* Your task
Search the data below for the word "time" and report how many lines contain it. Nothing but the number is needed.

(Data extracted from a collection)
****

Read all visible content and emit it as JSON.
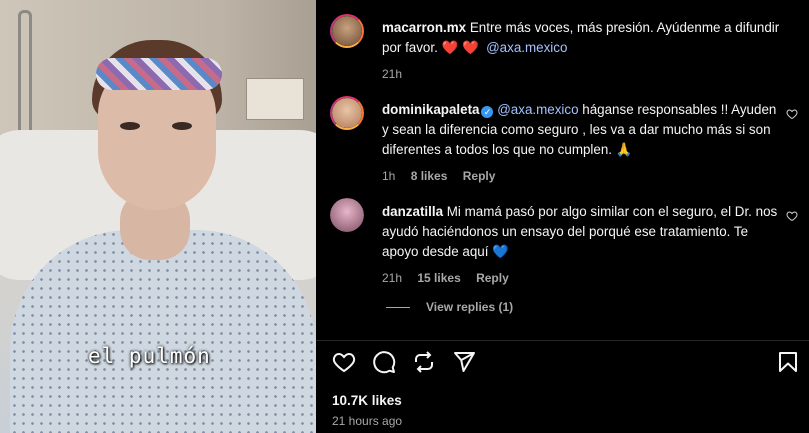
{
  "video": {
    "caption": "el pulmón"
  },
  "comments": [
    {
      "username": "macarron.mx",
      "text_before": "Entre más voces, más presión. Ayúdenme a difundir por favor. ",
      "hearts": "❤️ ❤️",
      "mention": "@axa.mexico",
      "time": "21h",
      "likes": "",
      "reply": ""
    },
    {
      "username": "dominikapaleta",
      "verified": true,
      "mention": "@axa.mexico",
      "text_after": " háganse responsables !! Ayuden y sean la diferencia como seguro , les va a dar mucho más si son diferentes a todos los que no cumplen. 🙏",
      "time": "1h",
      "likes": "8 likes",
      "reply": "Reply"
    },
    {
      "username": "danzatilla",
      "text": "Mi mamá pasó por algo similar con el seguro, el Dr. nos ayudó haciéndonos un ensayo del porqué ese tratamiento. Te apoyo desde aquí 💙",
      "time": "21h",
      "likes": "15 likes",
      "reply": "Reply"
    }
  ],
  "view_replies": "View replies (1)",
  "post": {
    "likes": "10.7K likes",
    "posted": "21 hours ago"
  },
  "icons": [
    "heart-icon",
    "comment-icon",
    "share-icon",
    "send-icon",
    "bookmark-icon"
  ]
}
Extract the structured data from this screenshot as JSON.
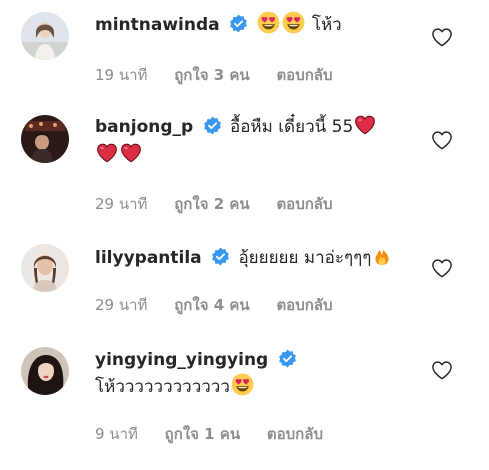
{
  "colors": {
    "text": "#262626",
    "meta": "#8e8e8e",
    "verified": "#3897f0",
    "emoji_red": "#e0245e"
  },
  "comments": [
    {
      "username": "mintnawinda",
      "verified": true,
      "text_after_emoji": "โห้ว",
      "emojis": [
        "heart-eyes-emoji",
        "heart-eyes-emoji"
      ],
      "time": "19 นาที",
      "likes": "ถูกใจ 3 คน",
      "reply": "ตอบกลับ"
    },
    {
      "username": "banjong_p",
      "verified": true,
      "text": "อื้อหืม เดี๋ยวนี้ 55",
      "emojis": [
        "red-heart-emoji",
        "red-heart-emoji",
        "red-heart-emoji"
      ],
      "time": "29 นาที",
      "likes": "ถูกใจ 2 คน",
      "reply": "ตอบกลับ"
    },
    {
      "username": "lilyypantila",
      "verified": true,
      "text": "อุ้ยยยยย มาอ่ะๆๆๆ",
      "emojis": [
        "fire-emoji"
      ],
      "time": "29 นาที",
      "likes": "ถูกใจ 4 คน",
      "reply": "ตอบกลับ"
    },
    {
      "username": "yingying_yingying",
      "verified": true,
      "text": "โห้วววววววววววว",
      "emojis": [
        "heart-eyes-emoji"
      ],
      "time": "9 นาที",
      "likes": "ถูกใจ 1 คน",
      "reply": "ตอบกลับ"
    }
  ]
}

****

* Exercise output
7